▶ **What you need to do**
Go through the data line by line. Copy each one holding the string "icon".

:: Exercise material ::

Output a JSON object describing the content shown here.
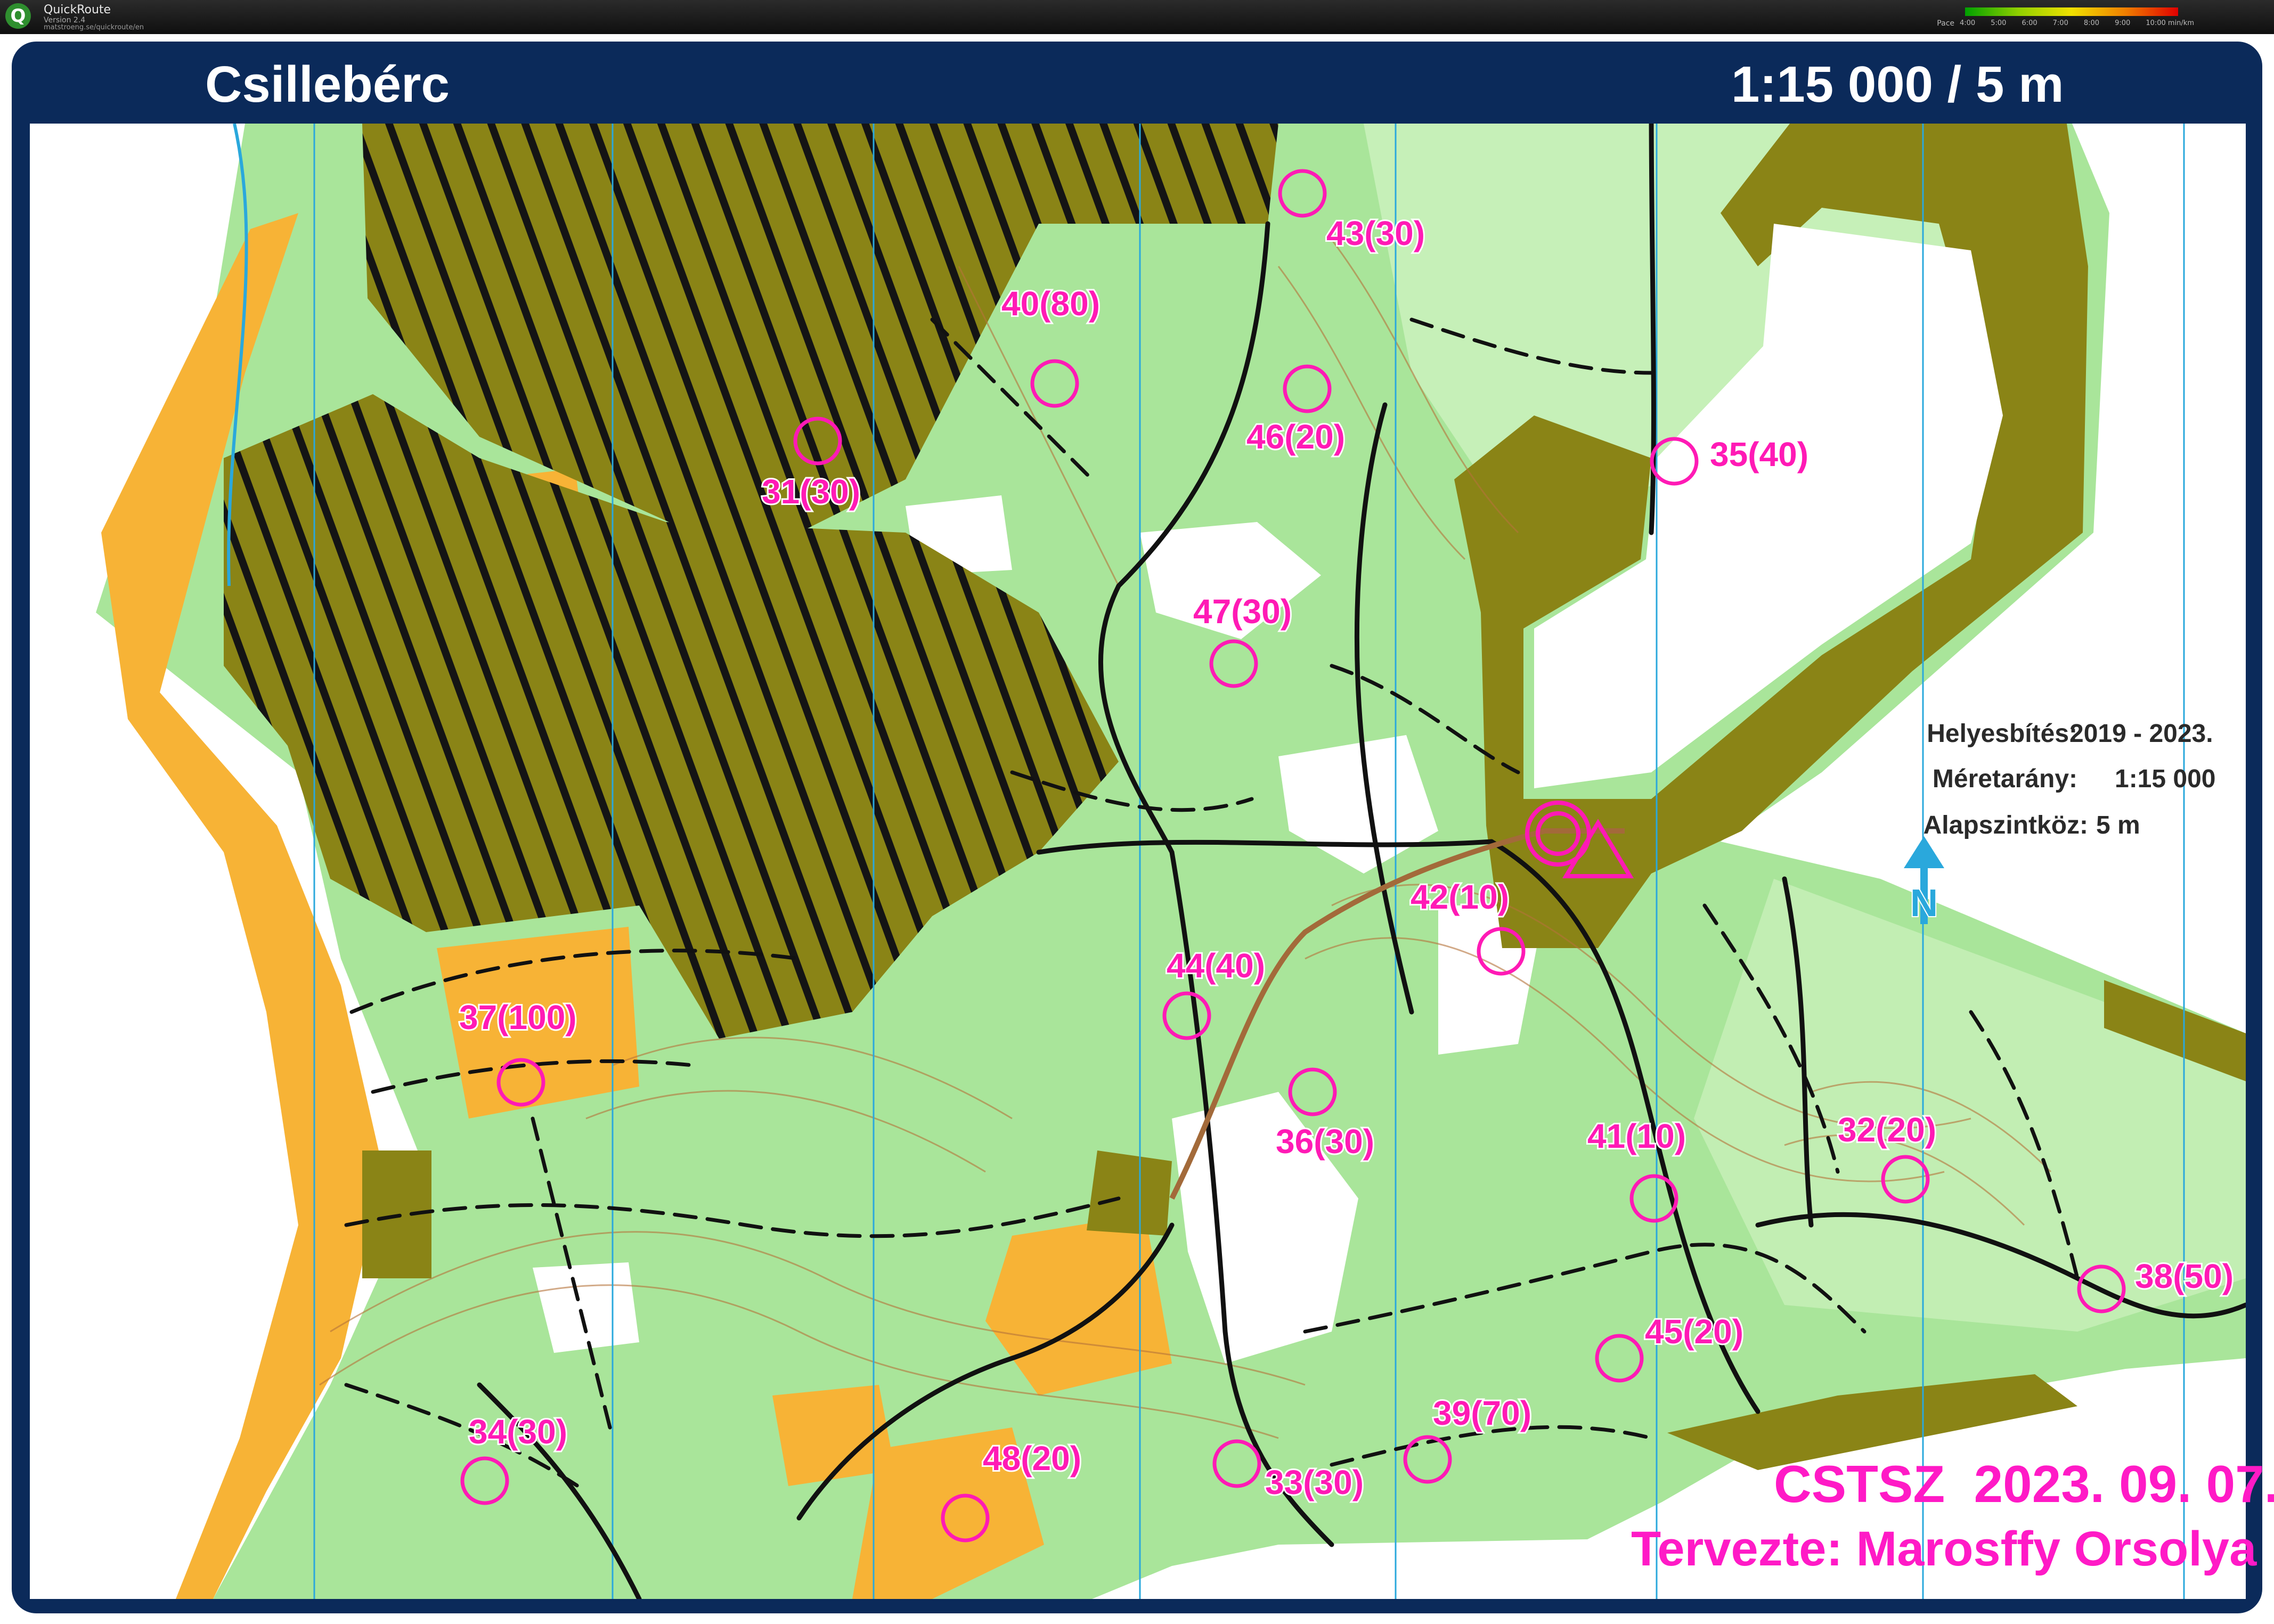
{
  "app": {
    "name": "QuickRoute",
    "version": "Version 2.4",
    "url": "matstroeng.se/quickroute/en",
    "legend_label": "Pace",
    "legend_ticks": [
      "4:00",
      "5:00",
      "6:00",
      "7:00",
      "8:00",
      "9:00",
      "10:00 min/km"
    ]
  },
  "map": {
    "title": "Csillebérc",
    "scale_line": "1:15 000 / 5 m",
    "info": [
      {
        "label": "Helyesbítés:",
        "value": "2019 - 2023."
      },
      {
        "label": "Méretarány:",
        "value": "1:15 000"
      },
      {
        "label": "Alapszintköz:",
        "value": "5 m"
      }
    ],
    "north_symbol": "N",
    "event": "CSTSZ  2023. 09. 07.",
    "designer": "Tervezte: Marosffy Orsolya",
    "colors": {
      "frame": "#0b2a5a",
      "forest_green": "#a9e59a",
      "light_green": "#c6f0b8",
      "dark_olive": "#8a8416",
      "open_yellow": "#f7b336",
      "course_magenta": "#ff1ab5",
      "north_arrow": "#2aa8dc"
    },
    "start_symbol": "start-triangle-icon",
    "finish_symbol": "finish-double-circle-icon",
    "controls": [
      {
        "label": "31(30)"
      },
      {
        "label": "32(20)"
      },
      {
        "label": "33(30)"
      },
      {
        "label": "34(30)"
      },
      {
        "label": "35(40)"
      },
      {
        "label": "36(30)"
      },
      {
        "label": "37(100)"
      },
      {
        "label": "38(50)"
      },
      {
        "label": "39(70)"
      },
      {
        "label": "40(80)"
      },
      {
        "label": "41(10)"
      },
      {
        "label": "42(10)"
      },
      {
        "label": "43(30)"
      },
      {
        "label": "44(40)"
      },
      {
        "label": "45(20)"
      },
      {
        "label": "46(20)"
      },
      {
        "label": "47(30)"
      },
      {
        "label": "48(20)"
      }
    ]
  }
}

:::

▶ **Solution to the problem**
    "start_symbol": "start-triangle-icon",
    "finish_symbol": "finish-double-circle-icon",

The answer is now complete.